## YOUR TASK
Wherever a line below holds the word "cloud", copy that line.

## DATA FOR THIS EXERCISE
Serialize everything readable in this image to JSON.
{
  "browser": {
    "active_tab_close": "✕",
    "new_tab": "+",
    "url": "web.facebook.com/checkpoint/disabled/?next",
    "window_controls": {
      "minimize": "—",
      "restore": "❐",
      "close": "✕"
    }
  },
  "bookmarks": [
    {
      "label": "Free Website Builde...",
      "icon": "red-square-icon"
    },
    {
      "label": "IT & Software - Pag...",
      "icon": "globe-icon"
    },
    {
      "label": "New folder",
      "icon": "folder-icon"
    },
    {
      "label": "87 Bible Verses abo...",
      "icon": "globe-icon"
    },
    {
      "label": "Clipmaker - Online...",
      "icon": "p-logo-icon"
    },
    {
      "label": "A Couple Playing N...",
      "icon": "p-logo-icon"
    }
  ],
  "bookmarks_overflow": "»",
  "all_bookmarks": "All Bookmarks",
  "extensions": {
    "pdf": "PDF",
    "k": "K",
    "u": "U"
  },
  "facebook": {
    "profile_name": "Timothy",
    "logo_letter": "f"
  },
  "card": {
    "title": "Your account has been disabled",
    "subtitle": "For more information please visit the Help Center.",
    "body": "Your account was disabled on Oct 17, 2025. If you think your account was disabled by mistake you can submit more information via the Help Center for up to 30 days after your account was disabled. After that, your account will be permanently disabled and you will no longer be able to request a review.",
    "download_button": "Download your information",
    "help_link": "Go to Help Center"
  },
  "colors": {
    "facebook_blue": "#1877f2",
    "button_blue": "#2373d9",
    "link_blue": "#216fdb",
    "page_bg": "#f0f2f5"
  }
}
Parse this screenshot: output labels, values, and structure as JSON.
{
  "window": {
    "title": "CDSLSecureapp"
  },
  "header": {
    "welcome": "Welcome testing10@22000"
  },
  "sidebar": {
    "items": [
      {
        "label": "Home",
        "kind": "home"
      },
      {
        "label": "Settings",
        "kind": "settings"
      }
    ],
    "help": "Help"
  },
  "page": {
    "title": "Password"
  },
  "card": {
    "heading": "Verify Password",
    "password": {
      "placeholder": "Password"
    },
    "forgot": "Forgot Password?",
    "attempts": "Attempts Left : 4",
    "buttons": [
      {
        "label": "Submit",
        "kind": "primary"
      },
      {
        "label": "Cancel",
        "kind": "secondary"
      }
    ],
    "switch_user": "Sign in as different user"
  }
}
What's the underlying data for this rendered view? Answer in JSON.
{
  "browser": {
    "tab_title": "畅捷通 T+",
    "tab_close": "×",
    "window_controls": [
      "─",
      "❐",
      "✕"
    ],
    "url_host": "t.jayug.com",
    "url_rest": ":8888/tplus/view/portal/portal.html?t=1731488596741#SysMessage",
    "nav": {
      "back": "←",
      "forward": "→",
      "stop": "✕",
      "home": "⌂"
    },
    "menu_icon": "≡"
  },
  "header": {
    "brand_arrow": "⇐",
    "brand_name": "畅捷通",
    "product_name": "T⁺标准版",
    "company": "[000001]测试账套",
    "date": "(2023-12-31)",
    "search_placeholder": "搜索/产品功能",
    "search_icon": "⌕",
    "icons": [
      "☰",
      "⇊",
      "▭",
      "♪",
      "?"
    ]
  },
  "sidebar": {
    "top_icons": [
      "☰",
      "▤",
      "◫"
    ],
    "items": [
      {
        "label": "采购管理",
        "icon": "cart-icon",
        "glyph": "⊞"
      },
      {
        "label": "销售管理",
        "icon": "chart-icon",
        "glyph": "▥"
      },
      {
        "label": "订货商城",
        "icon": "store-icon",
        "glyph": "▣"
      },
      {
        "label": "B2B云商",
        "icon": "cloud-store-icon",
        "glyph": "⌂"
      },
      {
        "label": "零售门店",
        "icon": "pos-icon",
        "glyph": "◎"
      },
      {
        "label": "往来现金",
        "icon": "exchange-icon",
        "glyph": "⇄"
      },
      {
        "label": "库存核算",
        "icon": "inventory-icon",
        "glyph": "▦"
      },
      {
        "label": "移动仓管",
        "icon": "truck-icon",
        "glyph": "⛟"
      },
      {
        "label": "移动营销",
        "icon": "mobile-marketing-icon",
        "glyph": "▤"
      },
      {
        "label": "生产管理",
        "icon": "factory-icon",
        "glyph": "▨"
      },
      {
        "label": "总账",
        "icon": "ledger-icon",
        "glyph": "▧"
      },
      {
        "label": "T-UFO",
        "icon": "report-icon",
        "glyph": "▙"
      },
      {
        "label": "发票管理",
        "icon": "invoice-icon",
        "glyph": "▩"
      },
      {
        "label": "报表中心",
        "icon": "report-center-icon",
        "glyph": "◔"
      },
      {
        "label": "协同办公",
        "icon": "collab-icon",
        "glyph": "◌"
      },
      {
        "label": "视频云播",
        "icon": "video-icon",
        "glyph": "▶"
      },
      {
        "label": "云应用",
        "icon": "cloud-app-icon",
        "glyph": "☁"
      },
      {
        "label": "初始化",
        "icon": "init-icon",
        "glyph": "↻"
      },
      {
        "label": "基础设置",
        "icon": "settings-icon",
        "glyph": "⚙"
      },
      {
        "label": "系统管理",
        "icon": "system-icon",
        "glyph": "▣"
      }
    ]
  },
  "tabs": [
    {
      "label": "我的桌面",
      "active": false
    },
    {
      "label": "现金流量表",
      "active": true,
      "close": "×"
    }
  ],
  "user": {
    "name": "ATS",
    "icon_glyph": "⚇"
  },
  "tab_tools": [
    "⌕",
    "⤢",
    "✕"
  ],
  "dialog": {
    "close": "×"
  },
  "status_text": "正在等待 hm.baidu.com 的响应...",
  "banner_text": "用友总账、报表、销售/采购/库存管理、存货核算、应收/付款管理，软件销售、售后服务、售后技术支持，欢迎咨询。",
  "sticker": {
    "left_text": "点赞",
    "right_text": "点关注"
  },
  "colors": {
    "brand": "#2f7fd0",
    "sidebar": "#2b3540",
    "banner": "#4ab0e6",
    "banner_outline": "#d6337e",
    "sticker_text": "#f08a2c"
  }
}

## SOLUTION FOR THIS TASK
        "icon": "cloud-store-icon",
        "icon": "cloud-app-icon",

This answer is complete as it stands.